Career advice

Mind your attitude

The Francis and Winterbourne View inquiries revealed significant concerns about nurses’ attitudes and behaviours towards vulnerable people.

Healthcare professionals are duty-bound to examine their attitudes towards people who have a learning disability

Picture credit: Neil O’Connor

While one would expect nurses to have positive attitudes towards patients, this is not always the case – particularly when patients have a learning disability.

Attitude is a complex construct that has fascinated researchers, particularly nurses, for years.

Attitudes are characterised by three dimensions:

Cognitive: what we think the object of our attitude is like

Affective: how we feel about the attitude entity

Behavioural: how we act or respond towards the attitude entity

The consequences of negative attitudes towards people with a learning disability are immeasurable. They undoubtedly contribute to deficits in care, as people with learning disabilities experience higher levels of ill health and their need to

...

Want to read more?

Unlock full access to RCNi Plus today

Save over 50% on your first three months:

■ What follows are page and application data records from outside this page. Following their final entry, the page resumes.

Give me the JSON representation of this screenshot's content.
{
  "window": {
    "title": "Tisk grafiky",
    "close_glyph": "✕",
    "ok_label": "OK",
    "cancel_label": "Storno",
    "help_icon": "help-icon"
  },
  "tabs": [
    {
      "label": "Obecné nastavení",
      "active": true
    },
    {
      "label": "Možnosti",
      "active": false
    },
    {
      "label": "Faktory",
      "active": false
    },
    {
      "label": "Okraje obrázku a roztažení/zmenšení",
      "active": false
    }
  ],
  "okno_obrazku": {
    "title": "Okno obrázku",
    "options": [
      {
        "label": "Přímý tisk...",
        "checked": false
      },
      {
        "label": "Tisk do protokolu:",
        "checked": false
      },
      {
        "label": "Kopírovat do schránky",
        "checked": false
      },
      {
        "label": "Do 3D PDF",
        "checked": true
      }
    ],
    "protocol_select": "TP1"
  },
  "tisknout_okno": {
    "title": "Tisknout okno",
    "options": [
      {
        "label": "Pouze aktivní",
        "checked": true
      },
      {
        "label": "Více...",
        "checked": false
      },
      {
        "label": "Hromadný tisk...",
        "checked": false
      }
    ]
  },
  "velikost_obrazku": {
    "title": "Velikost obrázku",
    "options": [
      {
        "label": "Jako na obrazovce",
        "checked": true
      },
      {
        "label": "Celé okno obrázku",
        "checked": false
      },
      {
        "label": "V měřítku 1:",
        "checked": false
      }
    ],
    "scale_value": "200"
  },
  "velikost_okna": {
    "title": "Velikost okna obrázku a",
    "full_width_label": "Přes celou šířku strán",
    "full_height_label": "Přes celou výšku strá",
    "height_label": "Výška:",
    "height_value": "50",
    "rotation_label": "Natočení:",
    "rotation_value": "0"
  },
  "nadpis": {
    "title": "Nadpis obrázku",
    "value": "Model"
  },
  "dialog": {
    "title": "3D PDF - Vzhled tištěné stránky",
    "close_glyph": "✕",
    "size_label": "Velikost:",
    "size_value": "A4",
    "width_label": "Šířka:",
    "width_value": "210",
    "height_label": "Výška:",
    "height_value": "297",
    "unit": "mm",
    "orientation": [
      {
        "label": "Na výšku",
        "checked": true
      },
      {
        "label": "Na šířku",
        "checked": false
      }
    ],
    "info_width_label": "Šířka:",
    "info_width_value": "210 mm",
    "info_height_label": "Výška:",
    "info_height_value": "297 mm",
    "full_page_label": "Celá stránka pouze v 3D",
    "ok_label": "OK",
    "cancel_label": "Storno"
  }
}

  • Customisable clinical dashboard featuring 200+ topics
  • Unlimited online access to all 10 RCNi Journals including Learning Disability Practice
  • RCNi Learning featuring 180+ RCN accredited learning modules
  • NMC-compliant RCNi Portfolio to build evidence for revalidation
  • Personalised newsletters tailored to your interests

This article is not available as part of an institutional subscription. Why is this?

Jobs